*** Opening of RECORDED INFORMATION ***

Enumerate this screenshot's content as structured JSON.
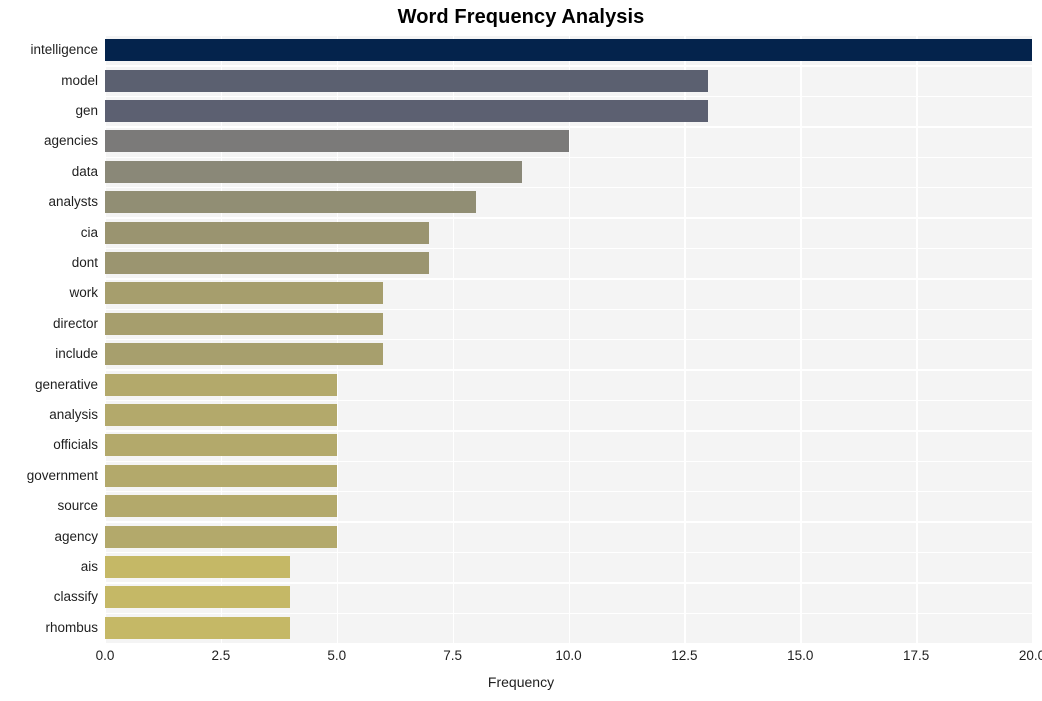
{
  "chart_data": {
    "type": "bar",
    "orientation": "horizontal",
    "title": "Word Frequency Analysis",
    "xlabel": "Frequency",
    "ylabel": "",
    "xlim": [
      0,
      20
    ],
    "xticks": [
      "0.0",
      "2.5",
      "5.0",
      "7.5",
      "10.0",
      "12.5",
      "15.0",
      "17.5",
      "20.0"
    ],
    "xtick_values": [
      0,
      2.5,
      5,
      7.5,
      10,
      12.5,
      15,
      17.5,
      20
    ],
    "grid": true,
    "legend": "none",
    "categories": [
      "intelligence",
      "model",
      "gen",
      "agencies",
      "data",
      "analysts",
      "cia",
      "dont",
      "work",
      "director",
      "include",
      "generative",
      "analysis",
      "officials",
      "government",
      "source",
      "agency",
      "ais",
      "classify",
      "rhombus"
    ],
    "values": [
      20,
      13,
      13,
      10,
      9,
      8,
      7,
      7,
      6,
      6,
      6,
      5,
      5,
      5,
      5,
      5,
      5,
      4,
      4,
      4
    ],
    "bar_colors": [
      "#04234c",
      "#5b6070",
      "#5c6071",
      "#7b7a79",
      "#8a8878",
      "#918e74",
      "#9a9470",
      "#9b9570",
      "#a69e6d",
      "#a69e6d",
      "#a79f6d",
      "#b3a96b",
      "#b3a96b",
      "#b3a96b",
      "#b3a96b",
      "#b3a96b",
      "#b3a96b",
      "#c5b866",
      "#c5b866",
      "#c5b866"
    ],
    "plot_background": "#f4f4f4",
    "gridline_color": "#ffffff",
    "figure_background": "#ffffff",
    "title_color": "#000000"
  }
}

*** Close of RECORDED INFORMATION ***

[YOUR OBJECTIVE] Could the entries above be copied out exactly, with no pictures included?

[ANSWER TO THE EXERCISE]
Enumerate this screenshot's content as structured JSON.
{
  "chart_data": {
    "type": "bar",
    "orientation": "horizontal",
    "title": "Word Frequency Analysis",
    "xlabel": "Frequency",
    "ylabel": "",
    "xlim": [
      0,
      20
    ],
    "xticks": [
      "0.0",
      "2.5",
      "5.0",
      "7.5",
      "10.0",
      "12.5",
      "15.0",
      "17.5",
      "20.0"
    ],
    "xtick_values": [
      0,
      2.5,
      5,
      7.5,
      10,
      12.5,
      15,
      17.5,
      20
    ],
    "grid": true,
    "legend": "none",
    "categories": [
      "intelligence",
      "model",
      "gen",
      "agencies",
      "data",
      "analysts",
      "cia",
      "dont",
      "work",
      "director",
      "include",
      "generative",
      "analysis",
      "officials",
      "government",
      "source",
      "agency",
      "ais",
      "classify",
      "rhombus"
    ],
    "values": [
      20,
      13,
      13,
      10,
      9,
      8,
      7,
      7,
      6,
      6,
      6,
      5,
      5,
      5,
      5,
      5,
      5,
      4,
      4,
      4
    ],
    "bar_colors": [
      "#04234c",
      "#5b6070",
      "#5c6071",
      "#7b7a79",
      "#8a8878",
      "#918e74",
      "#9a9470",
      "#9b9570",
      "#a69e6d",
      "#a69e6d",
      "#a79f6d",
      "#b3a96b",
      "#b3a96b",
      "#b3a96b",
      "#b3a96b",
      "#b3a96b",
      "#b3a96b",
      "#c5b866",
      "#c5b866",
      "#c5b866"
    ],
    "plot_background": "#f4f4f4",
    "gridline_color": "#ffffff",
    "figure_background": "#ffffff",
    "title_color": "#000000"
  }
}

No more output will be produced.